Plaintiff and coworkers were erecting a scaffold in the yard area of the defendant’s building to make a platform even with the sidewalk. Plaintiff was building the platform portion of the scaffold by placing wooden planks on top of steel I-beams when he stepped onto an unsecured wooden plank, causing him to fall. Plaintiff alleged violations of Labor Law §§ 240(1), 241(6), and 200, and common-law negligence against the owner and general contractor. The Supreme Court granted the portions of defendants’ motion to dismiss the Labor Law §§ 240(1), 241(6) cause of action. The plaintiff appealed.
The Appellate Division affirmed the Supreme Court’s judgment.
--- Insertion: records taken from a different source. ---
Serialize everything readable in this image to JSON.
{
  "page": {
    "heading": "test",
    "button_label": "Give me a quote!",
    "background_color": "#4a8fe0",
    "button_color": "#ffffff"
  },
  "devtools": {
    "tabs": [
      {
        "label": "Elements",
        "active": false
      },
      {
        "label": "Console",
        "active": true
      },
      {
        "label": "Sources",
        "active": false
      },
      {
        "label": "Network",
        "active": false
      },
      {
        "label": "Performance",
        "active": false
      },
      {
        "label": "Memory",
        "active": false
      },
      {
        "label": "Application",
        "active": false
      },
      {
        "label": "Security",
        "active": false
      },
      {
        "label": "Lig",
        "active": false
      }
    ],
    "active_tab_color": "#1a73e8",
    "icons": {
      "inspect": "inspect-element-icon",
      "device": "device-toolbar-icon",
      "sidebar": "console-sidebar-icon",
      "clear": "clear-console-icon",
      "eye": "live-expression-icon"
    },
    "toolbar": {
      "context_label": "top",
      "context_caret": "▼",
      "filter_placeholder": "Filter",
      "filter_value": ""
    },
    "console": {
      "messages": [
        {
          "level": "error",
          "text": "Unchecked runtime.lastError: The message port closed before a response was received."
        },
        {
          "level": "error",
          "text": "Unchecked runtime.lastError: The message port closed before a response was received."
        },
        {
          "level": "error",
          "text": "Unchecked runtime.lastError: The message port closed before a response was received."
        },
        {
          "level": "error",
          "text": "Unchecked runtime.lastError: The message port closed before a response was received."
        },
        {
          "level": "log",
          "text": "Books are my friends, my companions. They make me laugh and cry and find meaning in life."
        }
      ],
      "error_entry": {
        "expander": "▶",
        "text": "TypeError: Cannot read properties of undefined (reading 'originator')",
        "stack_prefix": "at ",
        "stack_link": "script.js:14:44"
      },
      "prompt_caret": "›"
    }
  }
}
The Court opined that in order to succeed on a cause of action alleged violation of Labor Law § 240(1), a plaintiff must demonstrate that there was a violation of the statute and that violation was a proximate cause of the accident. In this case, the plaintiff was found to be sole proximate cause as he chose to step upon an unsecured plank that he had just seconds before placed on a narrow steel beam rather than standing upon the secured planking that was available to him and which he had used in the time leading up to the accident.
The Appellate Division affirmed the dismissal of the Labor Law § 241(6) cause of action because the alleged violations of the Industrial Code provisions were not a proximate cause of the plaintiff’s injuries, or conversely, did not apply to the facts of this case. The Court also affirmed the dismissals of the Labor Law § 200 and common-law negligence actions as against the general contractor, determining that the plaintiff’s injuries did not arise from a dangerous condition on the premises, but from the manner in which the work was being performed. On that basis, a defendant must have the authority to exercise supervision and control over the work to be liable. Here, the defendant did not have the authority to control, direct or supervise the method or manner in which the work was performed.
The sole proximate cause defense is case specific and often difficult to prove. However, this case provides an example of the Appellate Division rendering a decision, taking the events leading up to the accident into fair account. The Court’s common sense analysis resulted in a properly affirmed dismissal. Thanks to Justin Pomerantz for his contribution to this post. Please email Brian Gibbons with any questions.